Monday, January 30, 2023
Self-control + sanitary conditions
Question: What do spider bites, sunburns, chicken pox and tight shoes have in common?
Answer: They can all lead to blisters.
While blisters may begin as small, bothersome bubbles that form under the skin and fill with fluid, they can lead to infected areas needing medical attention. To help blisters heal quickly and without further issues, follow these guidelines:
1. Don’t pop it
That billowing booboo may call to you like a plump pimple, but white-knuckle-grip your self-control and don’t pop that blister. Picking, popping and probing blisters increases the chances of introducing bacteria to the wound, which can lead to festering infections.
2. Keep it clean
To keep bacteria at bay, wash the sore area with warm water and mild soap, then apply an antibacterial cream. Top it off with a fresh bandage or gauze, then give that blister time to
heal. Most blisters heal naturally within one to two weeks.
3. Know when to see a doctor
Generally, blisters don’t require a doctor’s expertise, but if a blister oozes with green or yellow pus, feels hot to the touch, or becomes more painful to the touch over the course of a few days, it may be infected. Don’t ignore an infected blister. A doctor can determine if your infection needs antibiotics for healing.
4. Change shoes/equipment
Blisters most often pop up due to excessive friction and pressure. So, stop the heavy, rubbing irritation that caused the blister in the first place. Sometimes that’s as simple as changing shoes, other times it means putting down the hand tools or baseball bat for a few days.
Are blisters preventable?
Research confirms that friction blisters form most easily on thick, stiff skin (like the soles of the feet) versus thinner skin. That’s why avid hikers, marathon runners and other athletes eagerly try all kinds of potential prevention tricks and tips to avoid blister pain.
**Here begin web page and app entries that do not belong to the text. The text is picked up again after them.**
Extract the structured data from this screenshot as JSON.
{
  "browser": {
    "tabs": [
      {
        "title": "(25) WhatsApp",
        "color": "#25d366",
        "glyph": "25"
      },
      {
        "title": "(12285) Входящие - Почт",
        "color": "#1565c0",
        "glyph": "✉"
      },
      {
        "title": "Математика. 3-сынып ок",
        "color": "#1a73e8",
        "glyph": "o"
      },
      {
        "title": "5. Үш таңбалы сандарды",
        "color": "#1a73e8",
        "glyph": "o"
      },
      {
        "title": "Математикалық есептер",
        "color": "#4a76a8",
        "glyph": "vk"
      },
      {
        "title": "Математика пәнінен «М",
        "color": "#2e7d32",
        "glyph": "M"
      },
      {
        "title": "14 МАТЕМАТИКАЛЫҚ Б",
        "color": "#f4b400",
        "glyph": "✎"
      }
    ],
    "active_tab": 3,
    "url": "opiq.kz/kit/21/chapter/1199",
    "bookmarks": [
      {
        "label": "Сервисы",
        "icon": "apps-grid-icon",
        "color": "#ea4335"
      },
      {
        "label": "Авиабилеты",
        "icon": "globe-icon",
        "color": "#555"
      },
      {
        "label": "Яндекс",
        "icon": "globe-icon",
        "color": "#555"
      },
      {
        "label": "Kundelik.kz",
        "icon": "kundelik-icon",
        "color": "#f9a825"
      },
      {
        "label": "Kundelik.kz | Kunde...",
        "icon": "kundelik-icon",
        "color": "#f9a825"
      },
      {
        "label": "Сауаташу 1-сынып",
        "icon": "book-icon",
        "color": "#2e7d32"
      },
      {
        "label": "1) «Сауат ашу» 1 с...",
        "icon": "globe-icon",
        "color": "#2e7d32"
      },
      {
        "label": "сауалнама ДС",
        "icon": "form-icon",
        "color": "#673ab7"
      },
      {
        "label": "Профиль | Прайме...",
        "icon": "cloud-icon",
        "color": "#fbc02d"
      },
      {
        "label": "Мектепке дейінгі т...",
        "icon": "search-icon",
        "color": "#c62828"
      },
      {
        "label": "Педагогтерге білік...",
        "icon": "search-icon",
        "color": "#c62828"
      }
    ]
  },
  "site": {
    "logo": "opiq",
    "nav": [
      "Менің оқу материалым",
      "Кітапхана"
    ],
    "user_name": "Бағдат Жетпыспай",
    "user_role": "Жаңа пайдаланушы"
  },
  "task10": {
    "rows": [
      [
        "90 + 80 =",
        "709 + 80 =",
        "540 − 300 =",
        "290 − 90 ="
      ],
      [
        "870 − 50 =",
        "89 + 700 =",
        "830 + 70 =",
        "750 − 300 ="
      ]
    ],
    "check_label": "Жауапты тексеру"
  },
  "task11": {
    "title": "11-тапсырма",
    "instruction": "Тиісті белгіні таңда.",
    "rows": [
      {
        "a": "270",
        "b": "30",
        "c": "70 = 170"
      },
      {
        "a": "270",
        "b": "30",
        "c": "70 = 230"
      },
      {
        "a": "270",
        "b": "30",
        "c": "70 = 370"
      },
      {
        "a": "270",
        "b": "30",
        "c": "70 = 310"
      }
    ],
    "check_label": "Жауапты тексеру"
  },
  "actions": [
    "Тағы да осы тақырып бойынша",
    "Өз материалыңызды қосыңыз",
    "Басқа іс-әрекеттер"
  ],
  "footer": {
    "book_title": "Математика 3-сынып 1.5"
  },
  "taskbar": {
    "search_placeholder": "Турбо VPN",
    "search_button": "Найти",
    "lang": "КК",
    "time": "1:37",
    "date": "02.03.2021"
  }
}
“When it comes to blisters on the feet, I get asked about taping, specialty socks, foot powders, bandages and buying expensive shoes,” said Sierra Giesey, APRN-CNP. “I can’t guarantee any of those treatments will prevent the development of blisters. However, it may reduce the risk. I recommend finding out what works best on your skin through trial and error.”